# Aim of the exercise
Check every line of the data for the word "Italian", and copy those that have it.

- Opening Delimiter -

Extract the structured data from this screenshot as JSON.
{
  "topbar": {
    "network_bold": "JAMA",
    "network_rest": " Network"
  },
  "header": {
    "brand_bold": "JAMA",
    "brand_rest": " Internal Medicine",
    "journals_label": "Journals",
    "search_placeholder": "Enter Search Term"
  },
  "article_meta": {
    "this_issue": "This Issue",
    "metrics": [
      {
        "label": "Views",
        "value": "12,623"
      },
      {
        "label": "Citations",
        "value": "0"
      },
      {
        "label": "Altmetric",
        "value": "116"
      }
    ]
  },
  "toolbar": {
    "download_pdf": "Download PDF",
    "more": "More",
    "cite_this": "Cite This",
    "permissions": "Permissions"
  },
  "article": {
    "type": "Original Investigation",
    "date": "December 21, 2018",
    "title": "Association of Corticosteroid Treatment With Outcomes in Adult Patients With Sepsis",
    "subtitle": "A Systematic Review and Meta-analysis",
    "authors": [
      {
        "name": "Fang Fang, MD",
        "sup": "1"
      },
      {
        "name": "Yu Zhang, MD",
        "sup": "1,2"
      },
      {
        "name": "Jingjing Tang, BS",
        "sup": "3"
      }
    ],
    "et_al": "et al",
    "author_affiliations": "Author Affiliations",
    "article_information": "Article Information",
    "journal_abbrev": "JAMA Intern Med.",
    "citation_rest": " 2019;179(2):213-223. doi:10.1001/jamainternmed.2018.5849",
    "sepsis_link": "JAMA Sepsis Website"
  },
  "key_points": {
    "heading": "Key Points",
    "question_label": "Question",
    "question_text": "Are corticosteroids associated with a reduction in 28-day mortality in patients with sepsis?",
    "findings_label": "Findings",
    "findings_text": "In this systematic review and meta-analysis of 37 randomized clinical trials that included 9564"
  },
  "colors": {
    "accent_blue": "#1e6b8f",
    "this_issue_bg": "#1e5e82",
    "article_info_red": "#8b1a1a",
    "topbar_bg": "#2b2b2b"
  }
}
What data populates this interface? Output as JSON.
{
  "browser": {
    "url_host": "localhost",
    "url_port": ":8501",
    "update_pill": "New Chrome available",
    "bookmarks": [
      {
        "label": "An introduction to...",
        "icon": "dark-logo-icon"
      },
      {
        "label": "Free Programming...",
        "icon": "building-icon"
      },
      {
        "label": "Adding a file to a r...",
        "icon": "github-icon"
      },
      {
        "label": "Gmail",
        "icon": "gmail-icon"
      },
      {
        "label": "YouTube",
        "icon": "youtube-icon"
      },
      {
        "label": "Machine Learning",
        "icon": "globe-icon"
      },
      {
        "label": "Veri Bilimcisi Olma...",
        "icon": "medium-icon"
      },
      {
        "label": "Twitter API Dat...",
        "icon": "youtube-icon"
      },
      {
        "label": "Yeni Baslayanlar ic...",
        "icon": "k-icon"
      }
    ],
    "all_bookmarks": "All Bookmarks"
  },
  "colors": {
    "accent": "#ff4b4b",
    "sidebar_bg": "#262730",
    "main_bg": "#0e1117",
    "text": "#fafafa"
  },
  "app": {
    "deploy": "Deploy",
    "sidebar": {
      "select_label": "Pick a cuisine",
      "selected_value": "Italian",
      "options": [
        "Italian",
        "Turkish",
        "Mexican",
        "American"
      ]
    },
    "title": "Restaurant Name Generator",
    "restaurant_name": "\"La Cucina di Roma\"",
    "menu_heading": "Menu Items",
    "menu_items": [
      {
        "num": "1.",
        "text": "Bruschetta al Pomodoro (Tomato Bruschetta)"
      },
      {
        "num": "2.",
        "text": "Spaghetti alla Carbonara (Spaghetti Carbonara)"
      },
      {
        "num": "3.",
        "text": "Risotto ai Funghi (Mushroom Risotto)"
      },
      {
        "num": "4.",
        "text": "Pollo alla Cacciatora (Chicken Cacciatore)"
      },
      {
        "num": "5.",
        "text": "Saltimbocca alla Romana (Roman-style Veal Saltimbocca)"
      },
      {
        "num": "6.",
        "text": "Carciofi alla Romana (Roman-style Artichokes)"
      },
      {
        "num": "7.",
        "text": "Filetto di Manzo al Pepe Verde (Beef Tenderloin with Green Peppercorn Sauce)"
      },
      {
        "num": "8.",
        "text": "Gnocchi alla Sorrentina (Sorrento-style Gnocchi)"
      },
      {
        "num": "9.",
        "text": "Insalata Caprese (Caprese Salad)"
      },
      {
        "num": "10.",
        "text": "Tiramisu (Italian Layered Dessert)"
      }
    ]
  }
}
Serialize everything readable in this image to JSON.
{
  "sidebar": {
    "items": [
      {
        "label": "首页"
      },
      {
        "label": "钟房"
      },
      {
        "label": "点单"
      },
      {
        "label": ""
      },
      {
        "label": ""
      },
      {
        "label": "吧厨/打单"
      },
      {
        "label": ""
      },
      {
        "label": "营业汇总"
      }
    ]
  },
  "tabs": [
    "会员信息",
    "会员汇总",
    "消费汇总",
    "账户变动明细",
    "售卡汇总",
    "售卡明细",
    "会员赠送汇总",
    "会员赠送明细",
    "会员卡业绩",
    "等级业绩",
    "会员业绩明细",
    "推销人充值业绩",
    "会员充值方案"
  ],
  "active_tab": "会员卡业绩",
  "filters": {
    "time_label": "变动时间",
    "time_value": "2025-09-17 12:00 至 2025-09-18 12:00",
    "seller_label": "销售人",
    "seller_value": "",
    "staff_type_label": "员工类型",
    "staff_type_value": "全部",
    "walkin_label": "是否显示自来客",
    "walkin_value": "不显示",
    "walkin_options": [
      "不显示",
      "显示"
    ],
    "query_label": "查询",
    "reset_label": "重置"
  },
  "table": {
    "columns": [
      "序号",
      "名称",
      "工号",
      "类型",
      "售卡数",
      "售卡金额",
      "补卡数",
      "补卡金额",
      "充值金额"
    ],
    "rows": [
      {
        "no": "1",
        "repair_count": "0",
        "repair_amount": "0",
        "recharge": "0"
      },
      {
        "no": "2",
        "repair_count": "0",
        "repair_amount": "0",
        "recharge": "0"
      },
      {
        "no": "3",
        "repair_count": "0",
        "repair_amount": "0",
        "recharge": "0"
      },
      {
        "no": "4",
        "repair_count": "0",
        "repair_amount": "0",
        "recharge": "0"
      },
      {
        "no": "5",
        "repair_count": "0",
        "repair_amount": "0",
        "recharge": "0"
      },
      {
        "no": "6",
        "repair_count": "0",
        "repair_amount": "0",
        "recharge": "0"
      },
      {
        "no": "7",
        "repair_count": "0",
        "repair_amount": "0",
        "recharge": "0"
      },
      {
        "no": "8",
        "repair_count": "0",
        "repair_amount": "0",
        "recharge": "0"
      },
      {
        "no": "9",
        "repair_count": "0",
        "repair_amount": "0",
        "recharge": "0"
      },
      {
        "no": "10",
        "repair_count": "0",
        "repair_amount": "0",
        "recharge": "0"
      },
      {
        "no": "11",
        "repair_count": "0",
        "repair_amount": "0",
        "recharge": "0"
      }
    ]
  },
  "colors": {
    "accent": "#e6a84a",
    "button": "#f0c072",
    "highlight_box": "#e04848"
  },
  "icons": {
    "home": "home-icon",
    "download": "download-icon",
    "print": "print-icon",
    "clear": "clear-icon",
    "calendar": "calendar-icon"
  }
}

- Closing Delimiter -

# Response to the task
      "selected_value": "Italian",
        "Italian",
        "text": "Tiramisu (Italian Layered Dessert)"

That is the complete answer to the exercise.